== Your goal ==
Your task is to find every line of the data that holds the string "중에서도" and copy it.

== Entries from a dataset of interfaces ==
====

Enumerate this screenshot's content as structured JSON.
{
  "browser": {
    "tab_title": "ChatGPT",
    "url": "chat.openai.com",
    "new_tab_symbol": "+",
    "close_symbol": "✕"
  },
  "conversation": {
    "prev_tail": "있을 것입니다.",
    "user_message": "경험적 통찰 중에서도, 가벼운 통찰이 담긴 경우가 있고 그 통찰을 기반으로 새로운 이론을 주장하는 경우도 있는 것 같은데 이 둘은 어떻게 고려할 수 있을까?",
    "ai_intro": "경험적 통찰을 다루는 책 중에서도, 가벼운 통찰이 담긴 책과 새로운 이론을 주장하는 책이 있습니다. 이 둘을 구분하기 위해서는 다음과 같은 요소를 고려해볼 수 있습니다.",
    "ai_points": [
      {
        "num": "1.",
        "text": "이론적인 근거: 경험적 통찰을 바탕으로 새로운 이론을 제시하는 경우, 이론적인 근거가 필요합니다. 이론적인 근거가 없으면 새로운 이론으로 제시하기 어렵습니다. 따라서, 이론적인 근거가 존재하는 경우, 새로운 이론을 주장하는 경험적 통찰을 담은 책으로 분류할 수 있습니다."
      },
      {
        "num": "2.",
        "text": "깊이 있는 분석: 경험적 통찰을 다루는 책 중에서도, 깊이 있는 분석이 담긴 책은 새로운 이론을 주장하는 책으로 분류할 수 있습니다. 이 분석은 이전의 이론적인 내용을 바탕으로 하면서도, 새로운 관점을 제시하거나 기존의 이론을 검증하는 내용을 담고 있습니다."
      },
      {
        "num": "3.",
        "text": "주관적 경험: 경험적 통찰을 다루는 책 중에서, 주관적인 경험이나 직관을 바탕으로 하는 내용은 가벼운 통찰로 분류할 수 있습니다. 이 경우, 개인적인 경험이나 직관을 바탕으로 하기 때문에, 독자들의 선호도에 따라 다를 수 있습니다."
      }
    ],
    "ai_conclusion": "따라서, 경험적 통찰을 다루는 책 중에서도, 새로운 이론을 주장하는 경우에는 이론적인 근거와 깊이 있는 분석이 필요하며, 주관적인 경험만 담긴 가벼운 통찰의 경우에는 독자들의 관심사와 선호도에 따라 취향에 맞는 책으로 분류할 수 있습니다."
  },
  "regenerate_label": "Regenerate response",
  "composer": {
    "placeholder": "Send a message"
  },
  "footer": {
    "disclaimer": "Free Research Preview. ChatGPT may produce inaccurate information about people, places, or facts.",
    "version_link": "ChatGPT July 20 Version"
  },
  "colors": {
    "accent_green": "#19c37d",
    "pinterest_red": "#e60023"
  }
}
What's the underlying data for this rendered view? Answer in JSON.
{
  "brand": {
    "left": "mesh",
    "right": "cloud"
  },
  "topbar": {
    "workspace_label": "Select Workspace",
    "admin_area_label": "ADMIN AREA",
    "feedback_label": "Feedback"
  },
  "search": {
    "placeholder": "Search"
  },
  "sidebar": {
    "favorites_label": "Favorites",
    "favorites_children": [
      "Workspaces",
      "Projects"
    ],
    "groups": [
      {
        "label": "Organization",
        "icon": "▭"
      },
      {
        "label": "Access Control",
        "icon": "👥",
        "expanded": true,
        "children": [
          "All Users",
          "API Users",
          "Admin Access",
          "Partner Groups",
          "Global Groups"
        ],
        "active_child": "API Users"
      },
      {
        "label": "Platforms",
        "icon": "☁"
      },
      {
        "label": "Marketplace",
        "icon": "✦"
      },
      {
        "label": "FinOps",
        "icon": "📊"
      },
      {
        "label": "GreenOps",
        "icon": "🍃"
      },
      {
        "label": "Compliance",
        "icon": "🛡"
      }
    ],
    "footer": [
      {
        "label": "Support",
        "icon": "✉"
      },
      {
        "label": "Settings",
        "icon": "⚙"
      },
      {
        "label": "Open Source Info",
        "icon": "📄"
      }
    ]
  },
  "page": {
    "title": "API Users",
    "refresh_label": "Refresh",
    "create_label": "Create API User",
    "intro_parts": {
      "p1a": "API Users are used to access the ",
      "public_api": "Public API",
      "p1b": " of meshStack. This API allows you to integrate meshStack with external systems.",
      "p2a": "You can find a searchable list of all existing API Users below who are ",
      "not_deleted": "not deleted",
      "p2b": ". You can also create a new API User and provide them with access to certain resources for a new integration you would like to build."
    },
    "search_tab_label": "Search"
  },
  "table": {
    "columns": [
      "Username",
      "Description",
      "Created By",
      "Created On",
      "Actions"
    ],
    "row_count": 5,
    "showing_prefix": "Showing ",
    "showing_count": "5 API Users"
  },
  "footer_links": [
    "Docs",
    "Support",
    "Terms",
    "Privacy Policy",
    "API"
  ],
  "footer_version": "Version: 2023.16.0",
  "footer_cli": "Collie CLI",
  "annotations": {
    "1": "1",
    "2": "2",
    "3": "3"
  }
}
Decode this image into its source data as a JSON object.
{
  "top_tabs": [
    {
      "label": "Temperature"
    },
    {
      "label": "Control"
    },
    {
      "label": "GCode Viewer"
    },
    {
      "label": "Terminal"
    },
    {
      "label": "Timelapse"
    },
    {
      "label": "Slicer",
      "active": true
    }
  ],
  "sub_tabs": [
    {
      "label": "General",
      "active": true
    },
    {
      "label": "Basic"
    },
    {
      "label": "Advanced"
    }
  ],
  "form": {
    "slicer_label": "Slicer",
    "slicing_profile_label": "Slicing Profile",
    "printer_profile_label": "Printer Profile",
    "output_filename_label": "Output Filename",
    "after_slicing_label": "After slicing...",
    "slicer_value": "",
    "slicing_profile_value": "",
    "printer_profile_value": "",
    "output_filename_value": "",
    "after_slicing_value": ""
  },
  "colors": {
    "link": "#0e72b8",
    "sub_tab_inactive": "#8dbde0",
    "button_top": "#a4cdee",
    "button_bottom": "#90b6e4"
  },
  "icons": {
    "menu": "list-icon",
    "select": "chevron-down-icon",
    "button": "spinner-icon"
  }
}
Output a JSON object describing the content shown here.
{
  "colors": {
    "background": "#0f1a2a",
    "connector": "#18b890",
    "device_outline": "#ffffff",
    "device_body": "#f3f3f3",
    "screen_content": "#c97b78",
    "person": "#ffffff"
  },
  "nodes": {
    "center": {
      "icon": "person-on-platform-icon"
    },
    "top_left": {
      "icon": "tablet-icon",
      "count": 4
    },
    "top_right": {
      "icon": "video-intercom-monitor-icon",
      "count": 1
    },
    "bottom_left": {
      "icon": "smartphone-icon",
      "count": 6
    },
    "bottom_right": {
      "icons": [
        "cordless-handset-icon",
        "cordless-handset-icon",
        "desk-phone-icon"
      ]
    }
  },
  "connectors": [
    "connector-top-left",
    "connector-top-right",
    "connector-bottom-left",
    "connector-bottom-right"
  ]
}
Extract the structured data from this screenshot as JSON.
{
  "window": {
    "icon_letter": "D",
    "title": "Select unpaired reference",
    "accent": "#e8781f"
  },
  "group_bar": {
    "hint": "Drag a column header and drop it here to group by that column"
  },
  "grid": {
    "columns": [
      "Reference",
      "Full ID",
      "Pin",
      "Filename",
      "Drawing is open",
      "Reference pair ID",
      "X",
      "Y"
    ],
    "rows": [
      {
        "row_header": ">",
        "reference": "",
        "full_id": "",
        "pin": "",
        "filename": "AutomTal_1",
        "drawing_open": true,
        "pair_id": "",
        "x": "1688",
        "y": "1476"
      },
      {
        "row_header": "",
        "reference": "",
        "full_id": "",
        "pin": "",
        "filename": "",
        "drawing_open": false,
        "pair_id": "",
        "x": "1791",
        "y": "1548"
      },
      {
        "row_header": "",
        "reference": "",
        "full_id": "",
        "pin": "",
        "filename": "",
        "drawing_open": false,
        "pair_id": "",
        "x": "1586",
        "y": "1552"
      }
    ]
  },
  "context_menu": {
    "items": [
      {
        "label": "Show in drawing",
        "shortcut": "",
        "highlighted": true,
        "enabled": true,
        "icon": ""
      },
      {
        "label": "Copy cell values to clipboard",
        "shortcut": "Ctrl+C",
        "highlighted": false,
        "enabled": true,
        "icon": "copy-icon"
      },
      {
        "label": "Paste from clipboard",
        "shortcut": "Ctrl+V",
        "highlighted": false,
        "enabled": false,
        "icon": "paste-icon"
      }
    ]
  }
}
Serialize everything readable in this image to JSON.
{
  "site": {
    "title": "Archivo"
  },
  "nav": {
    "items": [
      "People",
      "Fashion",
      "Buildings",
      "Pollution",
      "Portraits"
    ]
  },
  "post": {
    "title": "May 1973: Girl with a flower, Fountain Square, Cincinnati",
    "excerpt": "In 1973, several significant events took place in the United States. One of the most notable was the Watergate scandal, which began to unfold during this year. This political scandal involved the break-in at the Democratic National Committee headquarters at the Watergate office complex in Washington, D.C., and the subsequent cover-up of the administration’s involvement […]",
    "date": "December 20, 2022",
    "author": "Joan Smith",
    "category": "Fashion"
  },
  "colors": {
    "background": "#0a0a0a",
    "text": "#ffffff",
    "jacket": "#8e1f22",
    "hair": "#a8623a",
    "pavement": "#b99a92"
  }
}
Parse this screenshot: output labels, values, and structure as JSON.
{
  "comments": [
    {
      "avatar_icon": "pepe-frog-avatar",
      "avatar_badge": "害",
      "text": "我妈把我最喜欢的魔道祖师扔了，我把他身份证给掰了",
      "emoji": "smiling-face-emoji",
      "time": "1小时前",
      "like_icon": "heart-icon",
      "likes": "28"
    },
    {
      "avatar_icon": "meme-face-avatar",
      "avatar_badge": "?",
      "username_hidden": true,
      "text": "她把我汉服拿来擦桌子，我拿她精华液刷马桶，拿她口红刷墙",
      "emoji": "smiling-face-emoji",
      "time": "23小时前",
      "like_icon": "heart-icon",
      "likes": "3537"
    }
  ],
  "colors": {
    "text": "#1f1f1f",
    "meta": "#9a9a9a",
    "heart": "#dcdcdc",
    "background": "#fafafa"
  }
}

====

== Result for this task ==
    "user_message": "경험적 통찰 중에서도, 가벼운 통찰이 담긴 경우가 있고 그 통찰을 기반으로 새로운 이론을 주장하는 경우도 있는 것 같은데 이 둘은 어떻게 고려할 수 있을까?",
    "ai_intro": "경험적 통찰을 다루는 책 중에서도, 가벼운 통찰이 담긴 책과 새로운 이론을 주장하는 책이 있습니다. 이 둘을 구분하기 위해서는 다음과 같은 요소를 고려해볼 수 있습니다.",
        "text": "깊이 있는 분석: 경험적 통찰을 다루는 책 중에서도, 깊이 있는 분석이 담긴 책은 새로운 이론을 주장하는 책으로 분류할 수 있습니다. 이 분석은 이전의 이론적인 내용을 바탕으로 하면서도, 새로운 관점을 제시하거나 기존의 이론을 검증하는 내용을 담고 있습니다."
    "ai_conclusion": "따라서, 경험적 통찰을 다루는 책 중에서도, 새로운 이론을 주장하는 경우에는 이론적인 근거와 깊이 있는 분석이 필요하며, 주관적인 경험만 담긴 가벼운 통찰의 경우에는 독자들의 관심사와 선호도에 따라 취향에 맞는 책으로 분류할 수 있습니다."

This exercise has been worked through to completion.